Last trams of post-Soviet cities: How narratives of trams closures shape activists’ political engagement

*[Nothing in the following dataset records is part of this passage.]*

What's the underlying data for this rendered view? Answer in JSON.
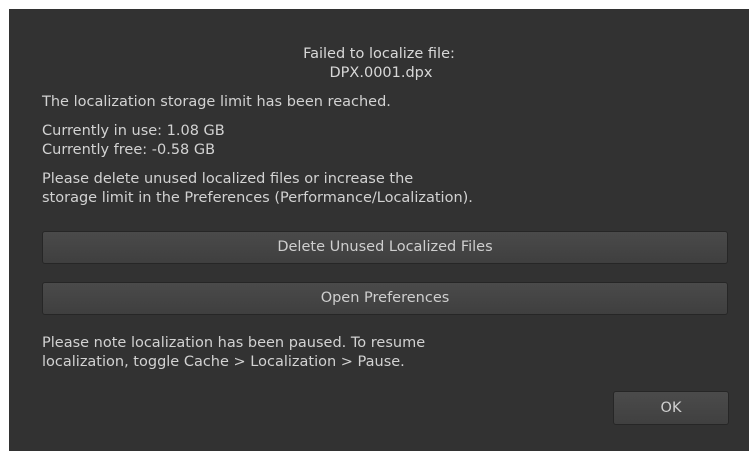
{
  "dialog": {
    "title_line1": "Failed to localize file:",
    "title_line2": "DPX.0001.dpx",
    "message_limit": "The localization storage limit has been reached.",
    "in_use": "Currently in use: 1.08 GB",
    "free": "Currently free: -0.58 GB",
    "instruction_line1": "Please delete unused localized files or increase the",
    "instruction_line2": "storage limit in the Preferences (Performance/Localization).",
    "delete_button_label": "Delete Unused Localized Files",
    "preferences_button_label": "Open Preferences",
    "note_line1": "Please note localization has been paused. To resume",
    "note_line2": "localization, toggle Cache > Localization > Pause.",
    "ok_button_label": "OK"
  },
  "colors": {
    "background": "#323232",
    "text": "#d6d6d6",
    "button": "#464646"
  }
}
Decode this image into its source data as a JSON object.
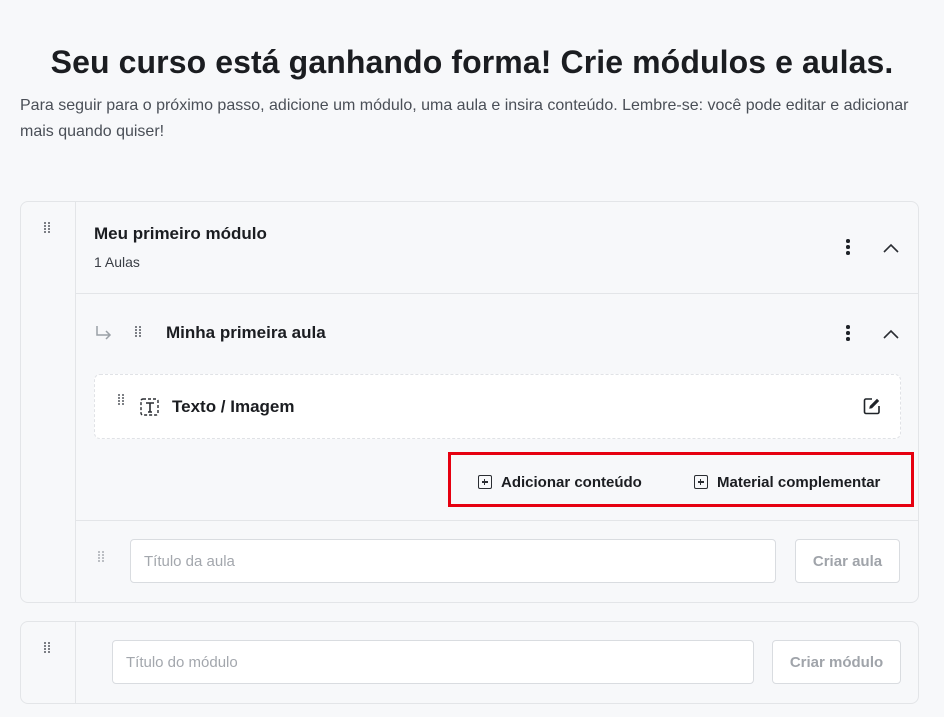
{
  "header": {
    "title": "Seu curso está ganhando forma! Crie módulos e aulas.",
    "subtitle": "Para seguir para o próximo passo, adicione um módulo, uma aula e insira conteúdo. Lembre-se: você pode editar e adicionar mais quando quiser!"
  },
  "module": {
    "title": "Meu primeiro módulo",
    "lesson_count": "1 Aulas",
    "lesson": {
      "title": "Minha primeira aula",
      "content_item": {
        "label": "Texto / Imagem",
        "icon": "text-image-icon"
      },
      "actions": {
        "add_content": "Adicionar conteúdo",
        "supplementary_material": "Material complementar"
      }
    },
    "new_lesson": {
      "placeholder": "Título da aula",
      "button": "Criar aula"
    }
  },
  "new_module": {
    "placeholder": "Título do módulo",
    "button": "Criar módulo"
  },
  "colors": {
    "highlight": "#e60010",
    "background": "#f7f8fa"
  }
}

In this lightning talk we discuss how activists’ and enthusiasts’ commemoration of past public transport closures in former Soviet cities has shaped discourses of mobility futures. Accounts of closure, decline and abandonment are intertwined with actors’ positioning and propositions about public transport politics. Drawing from literature on the coloniality of infrastructures, we suggest that narratives about transport infrastructures are shaped by powerful narratives about progress and modernity: such narratives have the potential to blind actors to mobility justice-related considerations. Contributing further to this literature, we argue that the hands-on engagement of transport enthusiasts and activists with public transport reforms opens up space to critically re-evaluate meta-narratives on modernity and development, leading actors to elaborate own socio-spatially sensitive and critical approaches to mobility justice and the governance of mobility futures.